This chair was inspired by a nature lab object: an Isopod, or deep-sea crustacean. It was inspired not only in form but the fragmentation and segmentation of the chair parts, which was the element I was trying to emulate. The intention was to make it comfortable, large, and encompassing the whole body — chill, cozy, and big. I researched Nature Lab objects such as shark jaws, impala horns, and an isopod, and I chose the isopod due to form and structure while also being challenging. It went from cylinders in the proof-of-concept to horizontal and vertical lines, simplified to be strong and not include glue. The perpendicular lines go over the shoulder, chest, bottom, knee division, lower leg, and foot division, with each line having a reasonable justification. For the process I designed five horizontal structure lines with cuts for perpendicular cardboard strands to fit. I used tacky paper glue to fix one of the issues I faced with a design choice of the arch, which was unusually strong in the ¼ scale model but did not work in the full-size model. The arch was found to be structurally inefficient as the pressure was found to be intensely directed toward the and thus, I had to add additional cardboard to fix those issues.
Pressure directed intensely toward the area of the buttocks.
During the process, I learned:
Cardboard cutting and using the boxcutter knife
Gluing with paper and other types of glue
Problem-solving and adaptation
Perseverance amidst difficulties
Making cardboard strong and taking advantage of the properties of materials
If I had more time, I would add:
Cuddling arms similar to an isopod
Use paper glue for all the parts instead of a bit of hot glue
(1) Isopod, deep sea crustacean, form studies translating the structure into a chair, analyzing possible functions and extensions in different views.
(2) Creating justified measurements for the segmentation of the chair, over the shoulder, chest, bottom, knee division, lower leg, and foot division, with exact measurements based on limitations of cardboard size. Different views and measurements including proportions.
(3) Proof-of-concept using cylinder-like bases glued together in different divisions.
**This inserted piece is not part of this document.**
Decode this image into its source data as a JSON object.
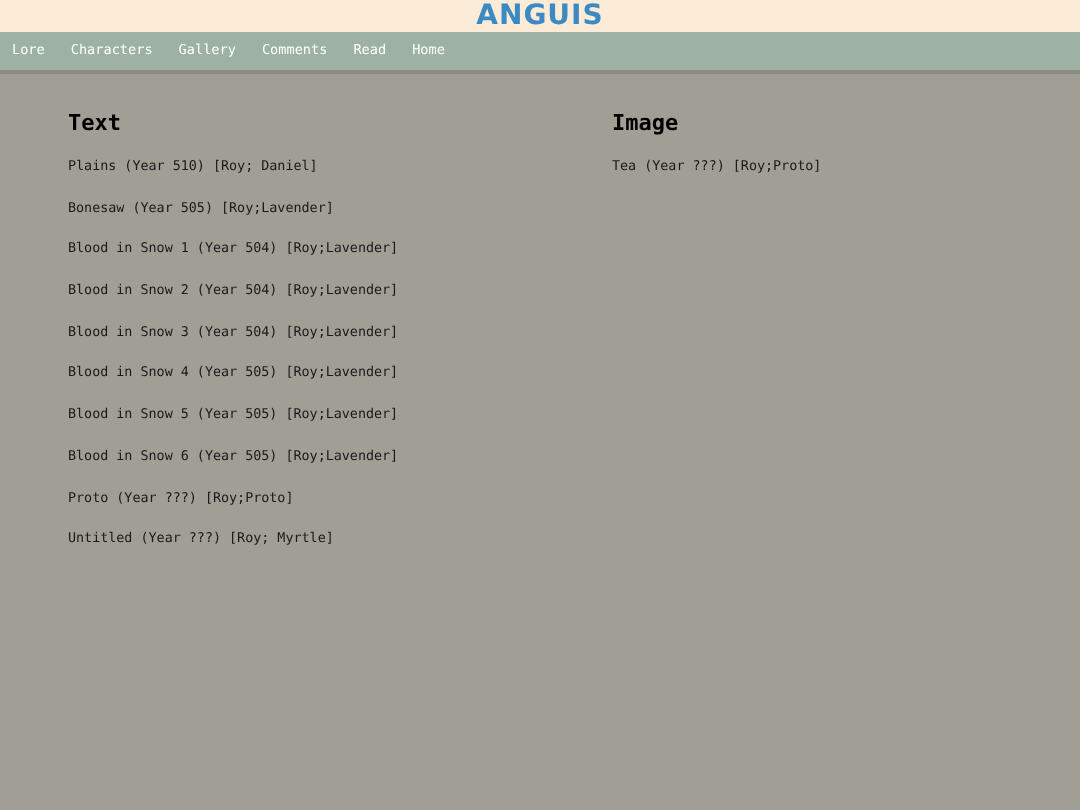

Later, I tested a different method to glue the divisions together with a right and left side pattern that was more efficient and aesthetically pleasing.
(4) Small-scale tests of how the parts and divisions would fit together.
(5) 1/4 Scale Model made using chipboard. The place where the bottom rests was rather strong yet when made in the full-scale model it was not able to handle the pressure, leading to a redesign.
(6) Full-scale blueprint with divisions to be made in cardboard.
(7) Front view full-scale blueprint to determine proportions.
(8) Parts with divisions based on blueprint cut up and divided into various pieces to be glued later on.
(9) The gluing process was hard and took a long time, toil, and patience while gluing the cut-up pieces in their place.
(10) Given the issue with the pressure applied at the bottom part, an extra support structure was made to fit into that part to reinforce and handle the pressure.
(11) I used tacky glue during the gluing process.
(12) Final product.